St. Petersburg's FSB branch, which has overseen the investigation, intends soon to turn over to court the case of two more suspects, Vyacheslav Lelyavin, a brother of the suspect that was acquitted on Thursday, and Pavel Stekhnovsky, FSB spokesman Valery Kuznetsov said.

The three other suspects -- suspected gunman Oleg Fedosov, Sergei Musin and Igor Bogdanov -- are still at large.

An identified defendant in the trial testified last July that former Duma Deputy Mikhail Glushchenko had ordered the killing, RIA-Novosti reported at the time. Glushchenko, a former LDPR member, reportedly lives abroad.
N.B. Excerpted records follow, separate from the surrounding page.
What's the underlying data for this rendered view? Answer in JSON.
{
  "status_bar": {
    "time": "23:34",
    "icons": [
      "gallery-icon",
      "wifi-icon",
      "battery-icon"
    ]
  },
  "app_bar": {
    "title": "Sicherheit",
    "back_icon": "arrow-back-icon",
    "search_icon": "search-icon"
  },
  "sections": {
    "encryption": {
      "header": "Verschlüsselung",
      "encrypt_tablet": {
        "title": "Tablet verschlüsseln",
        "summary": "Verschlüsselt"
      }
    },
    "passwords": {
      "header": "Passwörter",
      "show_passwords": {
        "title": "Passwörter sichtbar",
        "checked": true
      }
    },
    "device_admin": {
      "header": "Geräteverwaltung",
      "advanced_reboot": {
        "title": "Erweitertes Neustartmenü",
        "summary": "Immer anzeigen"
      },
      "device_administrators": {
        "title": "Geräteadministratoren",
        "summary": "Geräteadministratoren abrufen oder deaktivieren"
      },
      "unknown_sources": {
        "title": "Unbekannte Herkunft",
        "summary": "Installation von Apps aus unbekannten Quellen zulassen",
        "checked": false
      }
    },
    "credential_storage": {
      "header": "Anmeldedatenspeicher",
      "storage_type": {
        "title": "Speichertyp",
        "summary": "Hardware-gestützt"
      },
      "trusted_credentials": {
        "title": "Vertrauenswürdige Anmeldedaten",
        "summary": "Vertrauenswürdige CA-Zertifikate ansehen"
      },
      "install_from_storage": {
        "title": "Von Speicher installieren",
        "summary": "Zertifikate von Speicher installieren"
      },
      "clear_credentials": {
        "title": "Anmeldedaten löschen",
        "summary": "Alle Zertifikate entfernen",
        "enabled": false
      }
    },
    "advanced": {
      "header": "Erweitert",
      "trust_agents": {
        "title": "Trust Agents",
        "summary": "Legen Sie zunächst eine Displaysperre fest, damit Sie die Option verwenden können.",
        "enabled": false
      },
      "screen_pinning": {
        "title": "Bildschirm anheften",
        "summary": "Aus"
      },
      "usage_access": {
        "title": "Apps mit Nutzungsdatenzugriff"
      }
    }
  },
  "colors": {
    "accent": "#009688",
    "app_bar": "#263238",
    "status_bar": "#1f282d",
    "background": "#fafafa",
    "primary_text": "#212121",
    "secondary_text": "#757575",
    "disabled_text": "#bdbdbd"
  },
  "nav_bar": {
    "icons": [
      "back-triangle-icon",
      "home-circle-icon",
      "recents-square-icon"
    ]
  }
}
Kuznetsov said the FSB was still trying to identify who put out the contract, and refused to say whether Glushchenko was under investigation.

Liberal politicians on Thursday urged the authorities to find out who had given the order.

"The value of life, even of a well-known politician, has sharply fallen today," said Sergei Ivanenko, a leader of the Yabloko party, Interfax reported. "And that is largely because the work of law enforcement agencies ... has shown either a lack of will or an inability to determine the people who order political murders."

"It can't fail to give us satisfaction that the killers got what they deserved, ... but it's bad that the people who ordered this politically motivated crime remain unidentified," said Boris Nadezhdin, a leader of the Union of Right Forces party.

Only one person has ever been convicted of ordering a murder in the handful of killings of prominent figures in post-Soviet Russia. Mikhail Kodanyov, who headed a wing of the Liberal Russia party that supported businessman Boris Berezovsky, was convicted in March 2004 of ordering the 2003 murder of Duma Deputy Sergei Yushenkov, who headed a rival faction of Liberal Russia that had voted to expel Berezovsky.

Prosecutors successfully argued that Kodanyov feared that the rival wings might unite and that he would have to step down as a party leader and hand over his control of the party's finances to Yushenkov.

Anatoly Medetsky contributed to this report from Moscow.